■ **Exercise**
Pull each line holding the word "Valid" from the data.

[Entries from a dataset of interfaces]
* * * *

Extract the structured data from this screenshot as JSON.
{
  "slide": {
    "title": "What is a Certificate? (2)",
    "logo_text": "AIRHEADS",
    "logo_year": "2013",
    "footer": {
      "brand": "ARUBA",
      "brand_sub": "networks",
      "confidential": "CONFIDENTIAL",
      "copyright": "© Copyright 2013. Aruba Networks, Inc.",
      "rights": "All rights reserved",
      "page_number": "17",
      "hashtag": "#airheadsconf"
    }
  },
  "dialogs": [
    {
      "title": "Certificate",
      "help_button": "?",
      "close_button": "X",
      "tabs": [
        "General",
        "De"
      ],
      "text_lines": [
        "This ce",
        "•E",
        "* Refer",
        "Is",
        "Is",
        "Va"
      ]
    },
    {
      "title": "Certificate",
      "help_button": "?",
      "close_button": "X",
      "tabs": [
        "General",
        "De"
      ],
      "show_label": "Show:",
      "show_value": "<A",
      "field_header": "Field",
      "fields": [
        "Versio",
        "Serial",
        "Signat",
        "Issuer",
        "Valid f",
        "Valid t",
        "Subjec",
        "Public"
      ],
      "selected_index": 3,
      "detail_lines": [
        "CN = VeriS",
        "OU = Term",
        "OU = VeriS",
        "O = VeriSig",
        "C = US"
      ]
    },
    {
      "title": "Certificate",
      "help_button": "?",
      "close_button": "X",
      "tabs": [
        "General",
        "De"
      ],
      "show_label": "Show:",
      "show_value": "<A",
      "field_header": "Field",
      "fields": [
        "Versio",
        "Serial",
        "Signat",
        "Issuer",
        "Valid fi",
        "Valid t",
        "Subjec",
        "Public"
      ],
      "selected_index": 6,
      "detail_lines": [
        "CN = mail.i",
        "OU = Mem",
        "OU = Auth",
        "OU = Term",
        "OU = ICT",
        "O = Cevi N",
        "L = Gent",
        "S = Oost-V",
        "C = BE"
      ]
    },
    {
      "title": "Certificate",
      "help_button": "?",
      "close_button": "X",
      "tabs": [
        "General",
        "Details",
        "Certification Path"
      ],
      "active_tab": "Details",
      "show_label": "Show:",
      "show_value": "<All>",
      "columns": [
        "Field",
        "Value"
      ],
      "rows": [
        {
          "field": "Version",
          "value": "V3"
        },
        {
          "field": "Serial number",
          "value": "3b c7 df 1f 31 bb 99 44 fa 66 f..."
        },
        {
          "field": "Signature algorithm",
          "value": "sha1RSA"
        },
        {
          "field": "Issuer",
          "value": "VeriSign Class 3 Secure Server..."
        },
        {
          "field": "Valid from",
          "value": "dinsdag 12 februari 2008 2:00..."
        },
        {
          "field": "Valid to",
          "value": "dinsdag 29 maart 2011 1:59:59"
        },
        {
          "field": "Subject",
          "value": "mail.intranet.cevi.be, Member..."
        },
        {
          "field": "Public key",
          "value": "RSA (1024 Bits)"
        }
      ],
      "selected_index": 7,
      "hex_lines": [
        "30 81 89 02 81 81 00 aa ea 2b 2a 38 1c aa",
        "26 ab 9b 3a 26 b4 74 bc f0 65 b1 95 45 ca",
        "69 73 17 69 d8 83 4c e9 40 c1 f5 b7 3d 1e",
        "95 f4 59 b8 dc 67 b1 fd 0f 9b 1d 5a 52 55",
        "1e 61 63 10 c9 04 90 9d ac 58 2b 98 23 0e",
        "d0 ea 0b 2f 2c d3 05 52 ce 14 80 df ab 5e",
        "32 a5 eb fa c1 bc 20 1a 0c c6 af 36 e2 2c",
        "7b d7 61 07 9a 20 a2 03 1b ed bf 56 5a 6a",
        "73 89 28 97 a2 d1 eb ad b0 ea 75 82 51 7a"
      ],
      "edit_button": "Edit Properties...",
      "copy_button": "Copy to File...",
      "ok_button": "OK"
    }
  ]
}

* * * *

■ **Result of this exercise**
        "Valid f",
        "Valid t",
        "Valid fi",
        "Valid t",
          "field": "Valid from",
          "field": "Valid to",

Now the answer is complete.